subject: appetite

Eating Whole-fat Yogurt Is Associated with Lower Obesity in an Elderly Population

Eating Whole-fat Yogurt Is Associated with Lower Obesity in an Elderly Population

For those on a diet, it might be natural to reach for low-fat rather than whole-fat yogurt. But the results of a new study might make that decision a little more complicated, at least in some populations. In the study, Carmen Sayón-Orea and her colleagues at the University of Navarra found that eating whole-fat yogurt was associated with a decrease in waist circumference and a greater probability of reducing abdominal obesity in an elderly population at high cardiovascular risk. The researchers didn’t find a similar association with low-fat or total yogurt consumption. Read More...

Dairy Products Could Significantly Increase Satiety

Dairy Products Could Significantly Increase Satiety

Obesity is a major public health issue—with no easy remedies. One potential solution involves consuming foods that increase satiety, thus reducing appetite for later meals and helping with weight loss. So far, a variety of foods have been shown to affect satiety, including soda, fruit drinks, and milk. Researchers have been particularly interested in using dairy for this purpose, but studies on how dairy products influence appetite have had conflicting results. Read More...

Getting the Balance Right

Getting the Balance Right

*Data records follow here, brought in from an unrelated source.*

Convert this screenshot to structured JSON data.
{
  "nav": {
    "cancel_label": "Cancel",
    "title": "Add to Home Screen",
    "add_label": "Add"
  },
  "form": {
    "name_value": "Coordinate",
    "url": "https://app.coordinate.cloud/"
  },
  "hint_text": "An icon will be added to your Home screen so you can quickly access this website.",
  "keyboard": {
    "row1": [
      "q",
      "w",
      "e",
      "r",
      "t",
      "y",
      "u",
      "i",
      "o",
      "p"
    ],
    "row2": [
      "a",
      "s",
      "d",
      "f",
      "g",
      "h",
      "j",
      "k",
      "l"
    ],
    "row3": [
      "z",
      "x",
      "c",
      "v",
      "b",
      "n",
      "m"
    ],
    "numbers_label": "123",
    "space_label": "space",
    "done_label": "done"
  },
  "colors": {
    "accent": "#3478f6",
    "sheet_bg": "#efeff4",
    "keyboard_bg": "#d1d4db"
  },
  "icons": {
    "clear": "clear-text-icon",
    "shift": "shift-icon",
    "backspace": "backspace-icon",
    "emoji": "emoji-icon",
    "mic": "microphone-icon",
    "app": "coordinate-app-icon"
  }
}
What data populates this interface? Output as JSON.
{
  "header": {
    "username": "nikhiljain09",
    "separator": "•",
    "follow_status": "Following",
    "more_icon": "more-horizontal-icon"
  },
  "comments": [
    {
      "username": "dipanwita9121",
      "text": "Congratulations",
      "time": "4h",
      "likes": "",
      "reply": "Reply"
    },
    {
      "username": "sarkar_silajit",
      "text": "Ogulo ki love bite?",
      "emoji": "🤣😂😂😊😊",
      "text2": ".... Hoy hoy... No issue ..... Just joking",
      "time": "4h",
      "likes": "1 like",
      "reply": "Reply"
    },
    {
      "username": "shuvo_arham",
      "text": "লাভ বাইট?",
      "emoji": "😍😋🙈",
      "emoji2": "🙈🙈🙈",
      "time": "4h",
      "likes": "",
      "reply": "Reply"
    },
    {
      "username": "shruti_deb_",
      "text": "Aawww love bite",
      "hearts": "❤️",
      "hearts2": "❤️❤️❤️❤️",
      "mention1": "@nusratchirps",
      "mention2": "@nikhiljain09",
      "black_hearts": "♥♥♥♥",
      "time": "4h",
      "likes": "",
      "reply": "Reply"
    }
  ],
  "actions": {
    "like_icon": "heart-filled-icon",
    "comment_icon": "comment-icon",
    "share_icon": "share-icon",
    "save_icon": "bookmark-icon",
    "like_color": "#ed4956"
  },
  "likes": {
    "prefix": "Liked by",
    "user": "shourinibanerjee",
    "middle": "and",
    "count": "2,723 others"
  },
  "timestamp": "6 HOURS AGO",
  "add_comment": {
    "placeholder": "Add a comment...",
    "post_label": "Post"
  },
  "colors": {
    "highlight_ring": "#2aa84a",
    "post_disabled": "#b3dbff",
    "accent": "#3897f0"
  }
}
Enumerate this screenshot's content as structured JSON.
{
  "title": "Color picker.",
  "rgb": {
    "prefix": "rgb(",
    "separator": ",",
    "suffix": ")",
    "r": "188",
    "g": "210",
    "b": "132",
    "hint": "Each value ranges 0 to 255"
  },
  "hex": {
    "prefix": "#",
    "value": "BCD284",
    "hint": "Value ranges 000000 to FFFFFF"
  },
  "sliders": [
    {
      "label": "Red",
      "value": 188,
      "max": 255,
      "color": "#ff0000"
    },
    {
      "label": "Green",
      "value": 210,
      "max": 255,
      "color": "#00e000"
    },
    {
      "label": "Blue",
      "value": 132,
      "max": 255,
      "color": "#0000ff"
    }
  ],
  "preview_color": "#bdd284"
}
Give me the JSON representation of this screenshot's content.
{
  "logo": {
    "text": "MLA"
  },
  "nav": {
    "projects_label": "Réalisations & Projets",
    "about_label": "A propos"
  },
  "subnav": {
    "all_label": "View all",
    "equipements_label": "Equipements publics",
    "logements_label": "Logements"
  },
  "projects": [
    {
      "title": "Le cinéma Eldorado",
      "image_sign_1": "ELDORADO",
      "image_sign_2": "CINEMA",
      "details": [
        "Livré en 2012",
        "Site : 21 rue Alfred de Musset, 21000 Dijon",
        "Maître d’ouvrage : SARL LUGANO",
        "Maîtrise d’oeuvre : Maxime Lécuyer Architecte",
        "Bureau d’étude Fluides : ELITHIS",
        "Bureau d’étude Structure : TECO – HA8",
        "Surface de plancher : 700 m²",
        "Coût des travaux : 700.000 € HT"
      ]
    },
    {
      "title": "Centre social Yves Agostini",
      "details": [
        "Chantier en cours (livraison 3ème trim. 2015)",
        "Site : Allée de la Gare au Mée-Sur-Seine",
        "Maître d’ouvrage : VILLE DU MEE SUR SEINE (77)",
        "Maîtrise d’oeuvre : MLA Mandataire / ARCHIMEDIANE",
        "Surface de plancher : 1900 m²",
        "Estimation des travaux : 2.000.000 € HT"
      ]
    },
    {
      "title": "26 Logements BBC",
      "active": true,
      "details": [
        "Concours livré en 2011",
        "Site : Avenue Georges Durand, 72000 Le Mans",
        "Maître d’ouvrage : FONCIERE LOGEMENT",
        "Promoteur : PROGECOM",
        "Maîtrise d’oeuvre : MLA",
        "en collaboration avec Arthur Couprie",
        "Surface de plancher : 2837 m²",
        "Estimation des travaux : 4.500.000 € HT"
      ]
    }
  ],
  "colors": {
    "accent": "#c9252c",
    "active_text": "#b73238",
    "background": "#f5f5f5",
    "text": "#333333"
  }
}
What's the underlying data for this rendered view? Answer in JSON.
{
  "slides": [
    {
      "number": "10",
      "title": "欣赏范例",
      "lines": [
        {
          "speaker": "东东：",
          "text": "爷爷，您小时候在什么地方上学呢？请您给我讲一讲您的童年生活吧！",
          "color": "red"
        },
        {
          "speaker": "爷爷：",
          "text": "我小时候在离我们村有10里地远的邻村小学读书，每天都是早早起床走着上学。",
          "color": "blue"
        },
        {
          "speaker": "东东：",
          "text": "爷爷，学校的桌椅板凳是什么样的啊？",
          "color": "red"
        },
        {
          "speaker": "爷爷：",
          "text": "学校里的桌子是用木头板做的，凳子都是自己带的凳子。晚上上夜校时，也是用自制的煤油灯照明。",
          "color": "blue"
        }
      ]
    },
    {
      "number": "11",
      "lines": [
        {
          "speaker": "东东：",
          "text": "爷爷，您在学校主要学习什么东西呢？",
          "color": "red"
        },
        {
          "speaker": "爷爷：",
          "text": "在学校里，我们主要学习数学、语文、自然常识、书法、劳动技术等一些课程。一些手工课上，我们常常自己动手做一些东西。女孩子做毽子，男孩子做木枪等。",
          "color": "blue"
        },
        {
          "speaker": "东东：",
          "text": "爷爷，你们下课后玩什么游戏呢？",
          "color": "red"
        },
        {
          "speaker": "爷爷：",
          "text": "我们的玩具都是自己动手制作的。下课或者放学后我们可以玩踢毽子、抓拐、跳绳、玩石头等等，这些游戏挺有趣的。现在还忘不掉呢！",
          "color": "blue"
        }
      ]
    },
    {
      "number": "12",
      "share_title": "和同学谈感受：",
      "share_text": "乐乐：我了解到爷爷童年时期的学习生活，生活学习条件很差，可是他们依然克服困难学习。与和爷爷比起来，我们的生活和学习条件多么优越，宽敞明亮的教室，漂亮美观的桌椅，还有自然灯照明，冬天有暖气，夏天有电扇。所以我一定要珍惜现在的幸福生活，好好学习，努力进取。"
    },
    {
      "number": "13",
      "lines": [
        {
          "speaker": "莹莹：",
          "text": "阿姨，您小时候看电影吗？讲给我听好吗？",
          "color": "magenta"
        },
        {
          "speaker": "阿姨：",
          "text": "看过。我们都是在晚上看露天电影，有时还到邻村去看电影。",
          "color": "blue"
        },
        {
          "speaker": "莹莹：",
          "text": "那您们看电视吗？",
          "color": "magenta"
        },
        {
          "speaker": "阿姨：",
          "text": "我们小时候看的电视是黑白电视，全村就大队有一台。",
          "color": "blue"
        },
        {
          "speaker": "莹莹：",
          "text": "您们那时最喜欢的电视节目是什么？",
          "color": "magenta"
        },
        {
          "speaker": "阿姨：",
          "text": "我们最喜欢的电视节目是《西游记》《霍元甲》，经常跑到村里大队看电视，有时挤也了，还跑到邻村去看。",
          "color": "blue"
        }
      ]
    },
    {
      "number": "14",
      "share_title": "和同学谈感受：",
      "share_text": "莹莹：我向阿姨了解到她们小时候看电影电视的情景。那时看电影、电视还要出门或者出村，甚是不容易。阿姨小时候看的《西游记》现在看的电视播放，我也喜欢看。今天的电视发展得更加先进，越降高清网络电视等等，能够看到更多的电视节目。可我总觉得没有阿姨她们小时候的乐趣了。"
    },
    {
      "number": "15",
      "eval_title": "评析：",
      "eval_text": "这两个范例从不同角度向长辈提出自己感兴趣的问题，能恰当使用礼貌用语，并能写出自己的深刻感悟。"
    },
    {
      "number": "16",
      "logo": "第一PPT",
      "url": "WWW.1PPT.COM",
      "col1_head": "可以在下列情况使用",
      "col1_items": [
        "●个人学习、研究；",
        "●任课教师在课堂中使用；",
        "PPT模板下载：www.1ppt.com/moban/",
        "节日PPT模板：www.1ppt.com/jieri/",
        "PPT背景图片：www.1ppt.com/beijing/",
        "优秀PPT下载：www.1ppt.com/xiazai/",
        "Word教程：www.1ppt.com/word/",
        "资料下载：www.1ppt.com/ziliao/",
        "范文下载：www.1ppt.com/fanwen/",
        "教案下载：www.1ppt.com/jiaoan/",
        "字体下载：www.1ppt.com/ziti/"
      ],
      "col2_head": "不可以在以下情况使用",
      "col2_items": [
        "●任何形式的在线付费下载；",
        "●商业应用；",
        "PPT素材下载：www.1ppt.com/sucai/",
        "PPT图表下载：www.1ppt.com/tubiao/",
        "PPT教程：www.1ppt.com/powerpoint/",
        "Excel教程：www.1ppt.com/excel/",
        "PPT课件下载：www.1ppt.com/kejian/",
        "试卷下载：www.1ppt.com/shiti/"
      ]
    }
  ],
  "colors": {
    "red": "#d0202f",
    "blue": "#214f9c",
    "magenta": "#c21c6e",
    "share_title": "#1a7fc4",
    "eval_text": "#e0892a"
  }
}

Once described as an epidemic, obesity has now reached pandemic status with an estimated 600 million obese adults worldwide, and an additional 1.4 billion that are overweight. The cause of the pandemic is known—people consuming more energy (calories) than they expend—so it would seem that the solution would be to simply eat less. But a team of nutritional ecologists believes that cutting calories will not solve anything, because it ignores some basic tenets of human (and animal) biology. Using data from fruit flies, mice, birds, fish, monkeys, and humans, Raubenheimer, Simpson and their colleagues demonstrate a seemingly universal law of animal nutrition: a predominant appetite for protein. They propose that the human need to meet a fixed daily protein target leads to weight gain through the overconsumption of low protein foods that have come to dominate the Western diet. Rather than advocating for a high protein diet that eschews carbohydrates, they emphasize a balance of macronutrients for optimal health. Can dairy help strike this balance? Whole-food sources of protein that are easy to access, like dairy, can help balance out those beloved low-protein, high-carbohydrate processed foods and keep energy consumption in check. Read More...